Segment Start: Data supplied

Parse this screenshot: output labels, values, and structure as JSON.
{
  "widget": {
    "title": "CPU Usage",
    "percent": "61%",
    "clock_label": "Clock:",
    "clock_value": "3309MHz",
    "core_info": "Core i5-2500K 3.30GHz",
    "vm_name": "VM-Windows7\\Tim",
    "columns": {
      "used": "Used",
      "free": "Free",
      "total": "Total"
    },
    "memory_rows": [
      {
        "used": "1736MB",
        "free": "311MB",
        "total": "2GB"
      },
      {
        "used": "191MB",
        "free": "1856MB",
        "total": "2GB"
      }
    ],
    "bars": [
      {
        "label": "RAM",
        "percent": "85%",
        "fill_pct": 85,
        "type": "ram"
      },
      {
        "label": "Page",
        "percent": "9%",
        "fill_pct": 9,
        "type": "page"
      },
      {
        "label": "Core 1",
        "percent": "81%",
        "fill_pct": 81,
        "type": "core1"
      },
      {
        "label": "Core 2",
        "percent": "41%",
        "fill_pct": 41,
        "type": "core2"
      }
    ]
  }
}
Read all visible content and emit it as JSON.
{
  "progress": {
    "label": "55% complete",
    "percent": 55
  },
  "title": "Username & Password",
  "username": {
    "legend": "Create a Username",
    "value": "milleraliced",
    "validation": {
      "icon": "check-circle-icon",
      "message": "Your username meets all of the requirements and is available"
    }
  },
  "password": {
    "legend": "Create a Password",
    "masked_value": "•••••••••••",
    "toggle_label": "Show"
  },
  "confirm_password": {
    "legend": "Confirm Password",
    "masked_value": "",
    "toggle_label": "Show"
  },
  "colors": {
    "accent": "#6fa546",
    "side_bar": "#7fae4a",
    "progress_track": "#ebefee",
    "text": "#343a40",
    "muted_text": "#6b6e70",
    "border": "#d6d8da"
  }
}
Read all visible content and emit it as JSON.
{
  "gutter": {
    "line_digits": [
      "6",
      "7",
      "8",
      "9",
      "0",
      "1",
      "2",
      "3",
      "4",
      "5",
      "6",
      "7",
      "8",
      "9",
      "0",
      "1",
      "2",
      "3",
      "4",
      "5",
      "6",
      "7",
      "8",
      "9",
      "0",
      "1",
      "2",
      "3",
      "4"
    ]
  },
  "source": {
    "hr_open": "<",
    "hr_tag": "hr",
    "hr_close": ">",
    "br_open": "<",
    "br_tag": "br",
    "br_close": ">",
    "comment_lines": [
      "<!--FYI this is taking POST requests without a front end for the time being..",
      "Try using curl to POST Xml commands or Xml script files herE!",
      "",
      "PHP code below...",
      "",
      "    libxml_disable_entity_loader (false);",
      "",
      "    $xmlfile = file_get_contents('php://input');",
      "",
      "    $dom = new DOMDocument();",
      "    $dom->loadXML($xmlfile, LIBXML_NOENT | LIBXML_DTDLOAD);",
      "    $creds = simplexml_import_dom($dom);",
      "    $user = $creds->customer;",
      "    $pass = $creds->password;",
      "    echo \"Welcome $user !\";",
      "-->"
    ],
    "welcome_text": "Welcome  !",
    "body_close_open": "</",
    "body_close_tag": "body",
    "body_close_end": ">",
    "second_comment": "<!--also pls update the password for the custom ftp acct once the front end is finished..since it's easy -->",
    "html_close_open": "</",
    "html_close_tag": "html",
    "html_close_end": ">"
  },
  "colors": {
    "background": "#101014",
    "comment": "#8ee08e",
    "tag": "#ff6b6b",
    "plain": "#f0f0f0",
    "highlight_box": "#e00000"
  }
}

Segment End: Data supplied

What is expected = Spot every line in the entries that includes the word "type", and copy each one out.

The completed task =
        "type": "ram"
        "type": "page"
        "type": "core1"
        "type": "core2"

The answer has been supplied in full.